CONCLUSIONS: Many drug-resistant variants of HIV protease evolve to maintain substrate recognition while compromising inhibitor binding, especially when the inhibitors extend beyond the substrate envelope. The fact that TMC114 fits well within the substrate envelope, associated with its tight binding to the enzyme, therefore, could account for why TMC114 remains active against most multi-PI-resistant variants. Hence, a mutation that affects TMC114 binding will likely cause a dramatic change in the ability of HIV-1 protease to recognize its substrates. This may also explain why selection of TMC114-resistant virus in vitro has proven difficult, as this might require changes beyond the protease gene, most probably in the cleavage sites. These results support our previous hypothesis that inhibitors that fit within the substrate envelope of HIV-1 protease may be more effective and less susceptible to drug resistance mutations.

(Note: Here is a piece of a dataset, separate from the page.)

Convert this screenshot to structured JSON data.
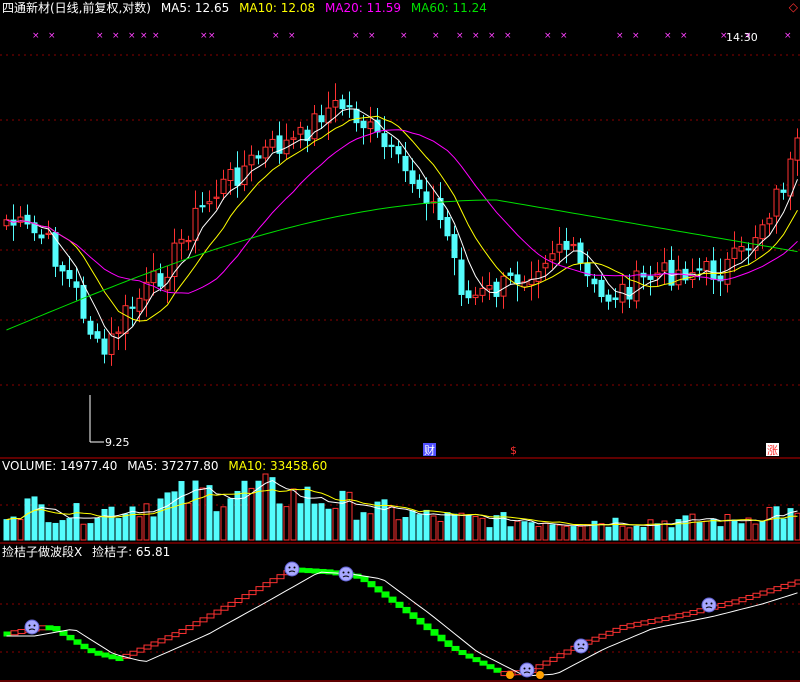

Antiviral activity of TMC114, a potent next-generation protease inhibitor, against >4000 recent recombinant clinical isolates exhibiting a wide range of (protease inhibitor) resistance profiles
S De Meyer 1 , H Van Marck 1 , J Veldeman 2 , McKenna 2 , R Pauwels 1 and M-P de Bethune 1. 1 Tibotec, Mechelen, Belgium; and 2 Virco, Mechelen, Belgium
INTRODUCTION: TMC114 is a potent, next-generation protease inhibitor (PI), active against wild-type as well as PI-resistant HIV. Recently, TMC114 showed in vivo antiviral efficacy in a 2-week Phase IIa trial in multiple PI-experienced patients. In order to assess the performance of TMC114 against currently circulating strains of HIV, the compound was tested against >4000 clinical isolates submitted for phenotypic resistance testing. The antiviral activity of TMC114 on these isolates was compared to the currently approved PIs: indinavir, ritonavir, nelfinavir, saquinavir, amprenavir and lopinavir.
METHODS: Recombinant clinical isolates were constructed according to the Antivirogram method. Phenotypic and genotypic analyses were performed by the Antivirogram and VirtualPhenotypeassays, respectively. Data analysis was performed using SAS and Spotfire DecisionSite software.
RESULTS: From the 4024 tested recombinant clinical isolates, 1666 (41%) were resistant to at least one of the currently approved PIs, defined as a change in EC 50 >fourfold as compared to wild-type. The median fold change in EC 50 against these 1666 resistant isolates for TMC114 was 1.1, corresponding to an EC 50 of 3.5 nM. Eighty percent of these PI-resistant isolates were still susceptible (defined as fold change in EC 50 <4) to TMC114. For the remaining 20% isolates, the median fold change in EC 50 for TMC114 was 10, thus show-ing that the compound can inhibit 90% of the 1666 PI-resistant isolates with a fold change 10.
A subgroup of 1501 isolates, for which data for all six approved PIs were available, was used to determine the influence of the number of PIs with a fold change >4 on the activity of TMC114. Among these PI-resistant isolates, 67% were resistant to 4 or more PIs, with 31% resistant to all 6 approved PIs, 23% to 5, and 13% to 4. The median fold change in EC 50 for TMC114 was <4 for each of these subgroups, which illustrates the activity of TMC114 against PI-resistant isolates. A genotype was available for 498 of the 1666 PI-resistant isolates. The number of primary mutations (D30N, M46I/L, G48V, I50V/L, V82A/F/T/S, I84V or L90M) was determined for each of these isolates. One percent had no primary mutation, 23% had 1, 41% had 2, 31% had 3 and 4% had 4 primary mutations. The median fold change in EC 50 for TMC114 was <4 for each of these subgroups.
CONCLUSIONS: TMC114 is a potent, next-generation PI with activity against a wide range of PI-resistant recombinant clinical isolates. This activity, defined by a median fold change of <4, extended to isolates resistant to all currently-approved PIs and also to isolates carrying up to four primary PI mutations.